View Full Version : Should you keep your head empty? Or even, should you get things done.
02-03-2012, 07:18 AM
"Maybe what you're doing is important, interesting, or useful; or maybe it isn't but it has to be done anyway. In the first case you want to get as much return as you can on your investment of time and energy. In the second, you want to get on to other things as fast as you can, without any nagging loose ends.". -----David
There might be things you want to keep in your head, or sometimes you can't help thinking it, like the vacation you are going to spend, romance you are going to develop. Just getting excited by just thinking about them.
And as you are doing these things, you don't just want get them down, nor you are doing them for a result. I mean, Come on, if you are ever doing things for a maximum possible return, then when are you going to enjoy it?
02-03-2012, 02:19 PM
If you are eating a wonderful dinner, listening to music, or talking to your wife and you are in your head fantasizing
about your upcoming vacation, then you are really not enjoying the dinner or music and you are not giving your wife the attention that she deserves. Mind like water (having an empty head so you can be present to what is happening and respond appropriately) comes from eastern beliefs. Getting there is not free/easy although emptying your head i.e. writing incompletions down does facilitate this (MUCH more is required to really accomplish this).
This topic is really outside GTD, though GTD can be helpful toward this.
Not sure if that will make any sense.
02-03-2012, 07:29 PM
GTD is a productivity methodology, i.e., with the emphasis on producing stuff. Being contemplative is a different mindset, and it has its value, too; but GTD is action-oriented.

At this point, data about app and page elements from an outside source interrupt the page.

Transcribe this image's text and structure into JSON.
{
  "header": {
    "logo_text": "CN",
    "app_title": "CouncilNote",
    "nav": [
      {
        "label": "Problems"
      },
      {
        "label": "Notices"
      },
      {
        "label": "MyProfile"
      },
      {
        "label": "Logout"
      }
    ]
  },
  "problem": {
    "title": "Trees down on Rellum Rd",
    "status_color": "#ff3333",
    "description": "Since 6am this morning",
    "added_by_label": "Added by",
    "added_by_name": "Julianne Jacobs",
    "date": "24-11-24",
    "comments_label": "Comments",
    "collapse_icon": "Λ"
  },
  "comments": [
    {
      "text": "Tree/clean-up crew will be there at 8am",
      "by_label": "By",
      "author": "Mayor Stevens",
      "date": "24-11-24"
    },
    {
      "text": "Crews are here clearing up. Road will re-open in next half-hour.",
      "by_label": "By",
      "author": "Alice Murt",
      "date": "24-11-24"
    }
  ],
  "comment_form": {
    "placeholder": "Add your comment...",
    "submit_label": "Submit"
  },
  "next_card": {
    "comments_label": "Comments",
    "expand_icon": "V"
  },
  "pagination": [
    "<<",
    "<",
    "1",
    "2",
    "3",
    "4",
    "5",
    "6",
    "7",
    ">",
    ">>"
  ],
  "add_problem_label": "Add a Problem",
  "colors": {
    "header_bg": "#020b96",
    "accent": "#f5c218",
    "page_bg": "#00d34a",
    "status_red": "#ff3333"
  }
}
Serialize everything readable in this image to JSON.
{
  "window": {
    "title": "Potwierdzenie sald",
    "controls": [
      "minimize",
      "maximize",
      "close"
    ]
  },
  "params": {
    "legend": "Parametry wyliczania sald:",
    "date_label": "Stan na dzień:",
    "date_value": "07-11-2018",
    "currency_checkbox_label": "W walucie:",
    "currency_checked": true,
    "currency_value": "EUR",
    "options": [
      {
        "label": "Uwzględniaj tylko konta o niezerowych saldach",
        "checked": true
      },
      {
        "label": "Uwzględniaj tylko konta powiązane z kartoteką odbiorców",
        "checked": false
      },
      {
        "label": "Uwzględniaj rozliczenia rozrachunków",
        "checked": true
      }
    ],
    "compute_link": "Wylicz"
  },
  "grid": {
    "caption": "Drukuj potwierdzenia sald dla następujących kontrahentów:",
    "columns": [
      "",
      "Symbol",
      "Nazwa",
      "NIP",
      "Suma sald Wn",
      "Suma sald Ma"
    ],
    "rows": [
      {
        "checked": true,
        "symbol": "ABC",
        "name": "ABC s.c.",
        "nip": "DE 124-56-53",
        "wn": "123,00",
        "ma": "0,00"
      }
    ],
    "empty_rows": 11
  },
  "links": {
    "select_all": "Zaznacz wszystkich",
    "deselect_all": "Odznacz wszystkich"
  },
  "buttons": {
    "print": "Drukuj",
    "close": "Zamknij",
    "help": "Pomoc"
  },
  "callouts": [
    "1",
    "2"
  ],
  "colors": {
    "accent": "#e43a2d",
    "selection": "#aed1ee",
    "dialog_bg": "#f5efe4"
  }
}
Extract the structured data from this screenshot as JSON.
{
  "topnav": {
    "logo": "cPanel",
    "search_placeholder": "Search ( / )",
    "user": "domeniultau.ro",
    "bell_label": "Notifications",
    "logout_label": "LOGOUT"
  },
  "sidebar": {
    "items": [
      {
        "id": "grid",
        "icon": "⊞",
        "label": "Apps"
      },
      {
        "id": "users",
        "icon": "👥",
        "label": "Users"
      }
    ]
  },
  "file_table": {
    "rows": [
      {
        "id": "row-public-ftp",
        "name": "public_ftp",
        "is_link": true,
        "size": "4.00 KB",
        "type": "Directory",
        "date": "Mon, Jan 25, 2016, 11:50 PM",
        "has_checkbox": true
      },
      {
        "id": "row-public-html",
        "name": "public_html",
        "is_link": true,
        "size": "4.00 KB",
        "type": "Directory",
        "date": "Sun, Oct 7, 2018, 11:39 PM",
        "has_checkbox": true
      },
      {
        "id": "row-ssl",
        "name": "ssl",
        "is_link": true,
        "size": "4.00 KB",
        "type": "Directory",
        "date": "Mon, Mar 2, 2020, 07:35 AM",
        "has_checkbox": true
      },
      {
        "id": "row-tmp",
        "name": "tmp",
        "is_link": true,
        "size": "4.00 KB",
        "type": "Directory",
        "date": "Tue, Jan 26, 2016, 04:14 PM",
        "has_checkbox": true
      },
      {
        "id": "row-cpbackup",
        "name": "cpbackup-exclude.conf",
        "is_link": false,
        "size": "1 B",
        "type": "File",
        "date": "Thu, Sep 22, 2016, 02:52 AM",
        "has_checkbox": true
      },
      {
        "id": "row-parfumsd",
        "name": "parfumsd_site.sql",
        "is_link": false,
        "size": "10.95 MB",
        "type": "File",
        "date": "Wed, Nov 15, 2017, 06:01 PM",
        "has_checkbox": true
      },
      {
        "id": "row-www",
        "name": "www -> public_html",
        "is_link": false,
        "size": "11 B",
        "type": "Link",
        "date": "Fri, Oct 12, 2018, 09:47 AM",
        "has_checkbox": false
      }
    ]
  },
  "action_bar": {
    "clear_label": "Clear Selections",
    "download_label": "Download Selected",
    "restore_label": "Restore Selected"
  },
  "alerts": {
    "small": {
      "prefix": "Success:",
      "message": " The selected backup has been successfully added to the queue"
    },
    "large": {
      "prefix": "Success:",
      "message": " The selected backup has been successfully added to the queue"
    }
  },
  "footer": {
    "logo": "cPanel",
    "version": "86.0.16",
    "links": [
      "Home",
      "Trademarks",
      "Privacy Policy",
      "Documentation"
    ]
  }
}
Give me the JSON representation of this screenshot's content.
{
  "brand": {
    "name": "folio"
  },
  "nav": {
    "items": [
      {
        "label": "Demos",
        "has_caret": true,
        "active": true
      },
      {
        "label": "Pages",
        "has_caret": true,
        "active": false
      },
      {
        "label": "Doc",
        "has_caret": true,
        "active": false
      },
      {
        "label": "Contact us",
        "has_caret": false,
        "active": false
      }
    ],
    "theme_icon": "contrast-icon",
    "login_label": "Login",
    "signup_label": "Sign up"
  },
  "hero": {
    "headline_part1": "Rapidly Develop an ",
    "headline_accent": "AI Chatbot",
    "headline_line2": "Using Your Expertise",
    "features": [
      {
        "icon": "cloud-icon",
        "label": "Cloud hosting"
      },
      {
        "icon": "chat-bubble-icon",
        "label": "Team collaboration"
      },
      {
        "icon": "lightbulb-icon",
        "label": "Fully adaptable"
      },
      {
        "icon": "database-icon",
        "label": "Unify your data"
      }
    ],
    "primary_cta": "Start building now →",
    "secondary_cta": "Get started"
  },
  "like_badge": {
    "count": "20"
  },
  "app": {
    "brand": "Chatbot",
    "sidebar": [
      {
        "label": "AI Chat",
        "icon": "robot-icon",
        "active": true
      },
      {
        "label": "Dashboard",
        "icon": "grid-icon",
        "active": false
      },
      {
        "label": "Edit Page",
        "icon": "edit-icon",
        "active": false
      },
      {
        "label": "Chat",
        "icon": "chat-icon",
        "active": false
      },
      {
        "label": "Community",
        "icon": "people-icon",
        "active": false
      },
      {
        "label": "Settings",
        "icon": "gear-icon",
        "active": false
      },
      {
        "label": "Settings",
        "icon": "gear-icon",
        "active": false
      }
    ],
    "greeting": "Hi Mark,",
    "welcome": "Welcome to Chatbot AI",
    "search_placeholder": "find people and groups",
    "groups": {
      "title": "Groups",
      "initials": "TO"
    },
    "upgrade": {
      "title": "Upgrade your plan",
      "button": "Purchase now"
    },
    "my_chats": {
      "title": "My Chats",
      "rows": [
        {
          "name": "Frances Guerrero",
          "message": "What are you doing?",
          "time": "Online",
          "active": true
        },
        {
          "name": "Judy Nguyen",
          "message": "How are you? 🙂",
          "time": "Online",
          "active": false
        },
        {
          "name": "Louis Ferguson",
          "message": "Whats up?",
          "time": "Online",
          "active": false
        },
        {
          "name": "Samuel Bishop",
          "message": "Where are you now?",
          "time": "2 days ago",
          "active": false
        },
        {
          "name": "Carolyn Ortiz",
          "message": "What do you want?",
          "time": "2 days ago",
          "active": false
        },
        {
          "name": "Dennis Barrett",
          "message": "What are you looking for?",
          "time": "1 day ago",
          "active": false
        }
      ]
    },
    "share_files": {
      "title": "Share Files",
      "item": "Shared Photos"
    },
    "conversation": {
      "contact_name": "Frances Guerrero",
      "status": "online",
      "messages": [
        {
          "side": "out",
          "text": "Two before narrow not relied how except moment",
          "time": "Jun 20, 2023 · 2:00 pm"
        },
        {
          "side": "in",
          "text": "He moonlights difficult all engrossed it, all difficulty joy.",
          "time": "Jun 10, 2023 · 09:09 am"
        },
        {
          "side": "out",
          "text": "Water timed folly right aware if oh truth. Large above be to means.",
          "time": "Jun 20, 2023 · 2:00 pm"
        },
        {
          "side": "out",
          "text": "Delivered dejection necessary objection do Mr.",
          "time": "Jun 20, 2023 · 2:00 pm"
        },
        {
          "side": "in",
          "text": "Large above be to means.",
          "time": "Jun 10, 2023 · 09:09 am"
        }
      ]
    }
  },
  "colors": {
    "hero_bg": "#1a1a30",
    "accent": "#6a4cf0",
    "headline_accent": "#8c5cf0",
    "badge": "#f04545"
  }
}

Somewhere DA said that you should avoid having one thought more than once unless you want to. I can relate to what you say, the thinking process in itself has its value too. But from a point of view of efficiency, you want to use that 'computer time' for a different item each time.
I'm not sure, but maybe the thing is that the first GTD book was mostly business-oriented (no loitering in there), and then, only when it became so popular it spread to life in general. At least, in my country (Spain) it was published in a collection of business-oriented books...
(Just my 2 cents...)
02-04-2012, 01:09 AM
"Somewhere DA said that you should avoid having one thought more than once unless you want to."
so, If I want to, it's still ok to think them. (during the period that I decide to do nothing).
"If you are eating a wonderful dinner, listening to music, or talking to your wife and you are in your head fantasizing
about your upcoming vacation, then you are really not enjoying the dinner or music and you are not giving your wife the attention that she deserves."
I don't think am going to think about other fancy things while I am doing one.
And DA defined what "stuff" is, that for things does not belong to where it is, an open loop. Things like listening beautiful piece of music, enjoying a delicious meal won't be count as "stuff", perhaps?